Patients with rheumatoid arthritis (RA) are at increased risk of infections if anaemia or lymphopenia are present at diagnosis, according to a UK study.
Pneumonia was also more common in people with RA and there was no evidence of a protective effect for pneumococcal vaccine.
The results, published in Rheumatology, did provide important evidence that influenza vaccination is effective in people with RA.
According to the researchers, led by Professor of Rheumatology Karim Raza from the University of Birmingham, the data showed robust associations between haematological markers and risk of common infections in early RA.
“This suggests haematological markers may be clinically useful to identify individuals who might benefit from targeted counselling to stress the importance of early presentation if symptoms of infection develop,” they said.
The study investigated the prevalence of haematological abnormalities (anaemia, neutropenia and lymphopenia) in 6,591 people with RA at the point of diagnosis in primary care. Rates of infection were compared with a matched cohort of 3,699 patients without RA, along with the influence of vaccination status (influenza and pneumococcal) on rates of common infections.
Anaemia was common at diagnosis (16.1%), with neutropenia (0.6%) and lymphopenia (1.4%) less so. Anaemia and lymphopenia, but not neutropenia, were associated with increased infection risk. The lack of an association between neutropenia and infection might be due to the very low numbers of patients with the condition, the authors said.
Pneumococcal immunisation rates were low (16% and 12% in RA and non-RA groups) and there was no significant benefit of vaccination against pneumococcal infection in patients with RA.
The researcher postulated that the apparent lack of efficacy of the pneumococcal vaccine in people with RA might relate to a lack of data on specificity of infection serotype to match with vaccine serotype. Further studies, ideally in confirmed pneumococcal disease, are needed to determine the efficacy of pneumococcal vaccination in people with RA and look at how effectiveness is modified by RA therapy, they said.
Influenza immunisation rates were 64% in the RA patient group and 48% in the non-RA group. Flu vaccine was associated with a 41% reduction in flu-like illness (Hazard Ratio 0.59) in those with RA while there was no evidence the vaccine reduced the risk of flu in people without RA (HR 0.95).
With this in mind, the researchers said further studies exploring rates of annual flu vaccine uptake among people with RA and reasons for not getting vaccinated would be useful to improve vaccination rates.

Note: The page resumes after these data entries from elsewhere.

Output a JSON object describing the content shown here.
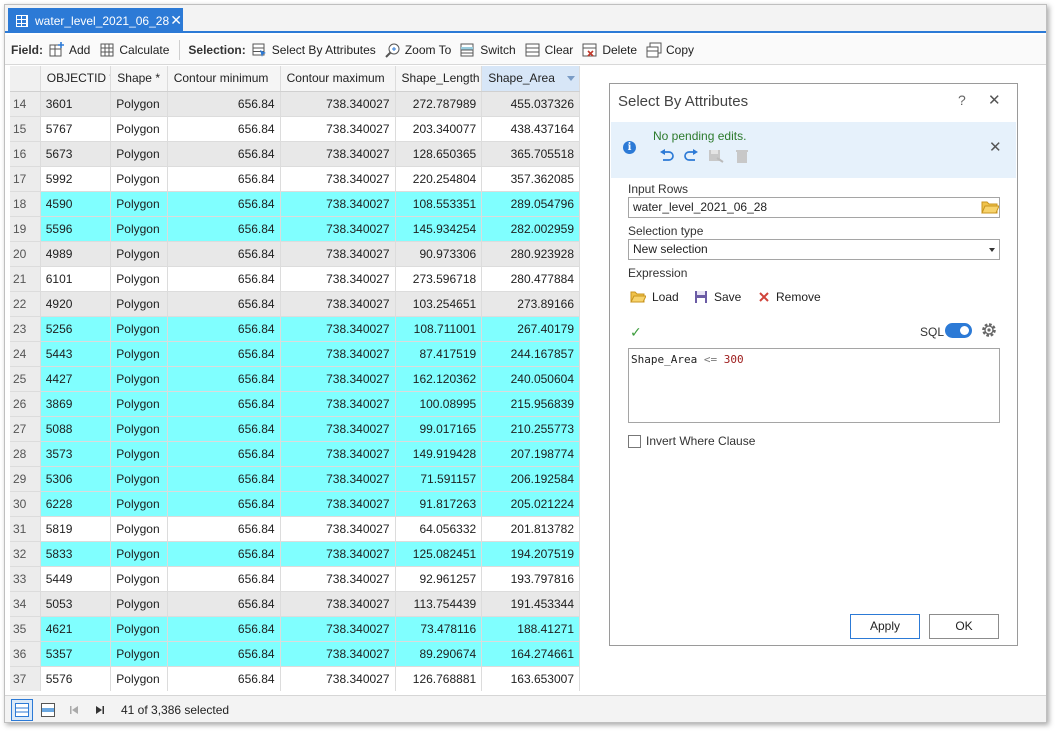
{
  "tab": {
    "title": "water_level_2021_06_28",
    "close": "✕"
  },
  "toolbar": {
    "field_label": "Field:",
    "add": "Add",
    "calculate": "Calculate",
    "selection_label": "Selection:",
    "select_by_attributes": "Select By Attributes",
    "zoom_to": "Zoom To",
    "switch": "Switch",
    "clear": "Clear",
    "delete": "Delete",
    "copy": "Copy"
  },
  "table": {
    "columns": [
      "OBJECTID *",
      "Shape *",
      "Contour minimum",
      "Contour maximum",
      "Shape_Length",
      "Shape_Area"
    ],
    "sorted_column": "Shape_Area",
    "rows": [
      {
        "n": "14",
        "id": "3601",
        "shape": "Polygon",
        "cmin": "656.84",
        "cmax": "738.340027",
        "len": "272.787989",
        "area": "455.037326",
        "state": "alt"
      },
      {
        "n": "15",
        "id": "5767",
        "shape": "Polygon",
        "cmin": "656.84",
        "cmax": "738.340027",
        "len": "203.340077",
        "area": "438.437164",
        "state": "plain"
      },
      {
        "n": "16",
        "id": "5673",
        "shape": "Polygon",
        "cmin": "656.84",
        "cmax": "738.340027",
        "len": "128.650365",
        "area": "365.705518",
        "state": "alt"
      },
      {
        "n": "17",
        "id": "5992",
        "shape": "Polygon",
        "cmin": "656.84",
        "cmax": "738.340027",
        "len": "220.254804",
        "area": "357.362085",
        "state": "plain"
      },
      {
        "n": "18",
        "id": "4590",
        "shape": "Polygon",
        "cmin": "656.84",
        "cmax": "738.340027",
        "len": "108.553351",
        "area": "289.054796",
        "state": "sel"
      },
      {
        "n": "19",
        "id": "5596",
        "shape": "Polygon",
        "cmin": "656.84",
        "cmax": "738.340027",
        "len": "145.934254",
        "area": "282.002959",
        "state": "sel"
      },
      {
        "n": "20",
        "id": "4989",
        "shape": "Polygon",
        "cmin": "656.84",
        "cmax": "738.340027",
        "len": "90.973306",
        "area": "280.923928",
        "state": "alt"
      },
      {
        "n": "21",
        "id": "6101",
        "shape": "Polygon",
        "cmin": "656.84",
        "cmax": "738.340027",
        "len": "273.596718",
        "area": "280.477884",
        "state": "plain"
      },
      {
        "n": "22",
        "id": "4920",
        "shape": "Polygon",
        "cmin": "656.84",
        "cmax": "738.340027",
        "len": "103.254651",
        "area": "273.89166",
        "state": "alt"
      },
      {
        "n": "23",
        "id": "5256",
        "shape": "Polygon",
        "cmin": "656.84",
        "cmax": "738.340027",
        "len": "108.711001",
        "area": "267.40179",
        "state": "sel"
      },
      {
        "n": "24",
        "id": "5443",
        "shape": "Polygon",
        "cmin": "656.84",
        "cmax": "738.340027",
        "len": "87.417519",
        "area": "244.167857",
        "state": "sel"
      },
      {
        "n": "25",
        "id": "4427",
        "shape": "Polygon",
        "cmin": "656.84",
        "cmax": "738.340027",
        "len": "162.120362",
        "area": "240.050604",
        "state": "sel"
      },
      {
        "n": "26",
        "id": "3869",
        "shape": "Polygon",
        "cmin": "656.84",
        "cmax": "738.340027",
        "len": "100.08995",
        "area": "215.956839",
        "state": "sel"
      },
      {
        "n": "27",
        "id": "5088",
        "shape": "Polygon",
        "cmin": "656.84",
        "cmax": "738.340027",
        "len": "99.017165",
        "area": "210.255773",
        "state": "sel"
      },
      {
        "n": "28",
        "id": "3573",
        "shape": "Polygon",
        "cmin": "656.84",
        "cmax": "738.340027",
        "len": "149.919428",
        "area": "207.198774",
        "state": "sel"
      },
      {
        "n": "29",
        "id": "5306",
        "shape": "Polygon",
        "cmin": "656.84",
        "cmax": "738.340027",
        "len": "71.591157",
        "area": "206.192584",
        "state": "sel"
      },
      {
        "n": "30",
        "id": "6228",
        "shape": "Polygon",
        "cmin": "656.84",
        "cmax": "738.340027",
        "len": "91.817263",
        "area": "205.021224",
        "state": "sel"
      },
      {
        "n": "31",
        "id": "5819",
        "shape": "Polygon",
        "cmin": "656.84",
        "cmax": "738.340027",
        "len": "64.056332",
        "area": "201.813782",
        "state": "plain"
      },
      {
        "n": "32",
        "id": "5833",
        "shape": "Polygon",
        "cmin": "656.84",
        "cmax": "738.340027",
        "len": "125.082451",
        "area": "194.207519",
        "state": "sel"
      },
      {
        "n": "33",
        "id": "5449",
        "shape": "Polygon",
        "cmin": "656.84",
        "cmax": "738.340027",
        "len": "92.961257",
        "area": "193.797816",
        "state": "plain"
      },
      {
        "n": "34",
        "id": "5053",
        "shape": "Polygon",
        "cmin": "656.84",
        "cmax": "738.340027",
        "len": "113.754439",
        "area": "191.453344",
        "state": "alt"
      },
      {
        "n": "35",
        "id": "4621",
        "shape": "Polygon",
        "cmin": "656.84",
        "cmax": "738.340027",
        "len": "73.478116",
        "area": "188.41271",
        "state": "sel"
      },
      {
        "n": "36",
        "id": "5357",
        "shape": "Polygon",
        "cmin": "656.84",
        "cmax": "738.340027",
        "len": "89.290674",
        "area": "164.274661",
        "state": "sel"
      },
      {
        "n": "37",
        "id": "5576",
        "shape": "Polygon",
        "cmin": "656.84",
        "cmax": "738.340027",
        "len": "126.768881",
        "area": "163.653007",
        "state": "plain"
      }
    ]
  },
  "status": {
    "selected_text": "41 of 3,386 selected"
  },
  "dialog": {
    "title": "Select By Attributes",
    "help": "?",
    "close": "✕",
    "message": "No pending edits.",
    "input_rows_label": "Input Rows",
    "input_rows_value": "water_level_2021_06_28",
    "selection_type_label": "Selection type",
    "selection_type_value": "New selection",
    "expression_label": "Expression",
    "load": "Load",
    "save": "Save",
    "remove": "Remove",
    "sql_label": "SQL",
    "expr_field": "Shape_Area",
    "expr_op": "<=",
    "expr_value": "300",
    "invert_label": "Invert Where Clause",
    "apply": "Apply",
    "ok": "OK"
  },
  "colors": {
    "accent": "#2c7ad6",
    "selected_row": "#80ffff",
    "alt_row": "#e8e8e8",
    "status_ok": "#2c7a2c"
  }
}
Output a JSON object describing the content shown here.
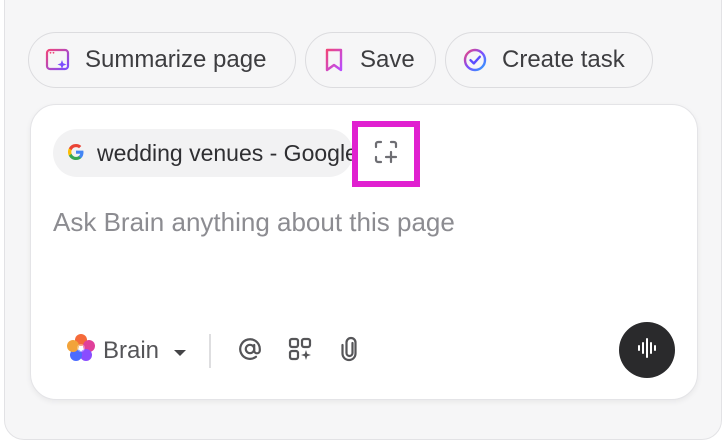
{
  "actions": {
    "summarize_label": "Summarize page",
    "save_label": "Save",
    "create_task_label": "Create task"
  },
  "composer": {
    "context_chip_text": "wedding venues - Google Search",
    "placeholder": "Ask Brain anything about this page",
    "model_label": "Brain"
  },
  "icons": {
    "summarize": "browser-sparkle-icon",
    "save": "bookmark-icon",
    "create_task": "check-circle-icon",
    "context_source": "google-g-icon",
    "select_area": "screen-select-plus-icon",
    "model": "brain-logo-icon",
    "model_dropdown": "caret-down-icon",
    "mention": "at-sign-icon",
    "apps": "apps-sparkle-icon",
    "attach": "paperclip-icon",
    "voice": "voice-waveform-icon"
  },
  "colors": {
    "highlight": "#e020d0",
    "voice_button": "#2a2a2c",
    "placeholder_text": "#8c8c91"
  }
}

“Our study provides important real-world evidence that the influenza vaccine is effective in people with RA,” they concluded.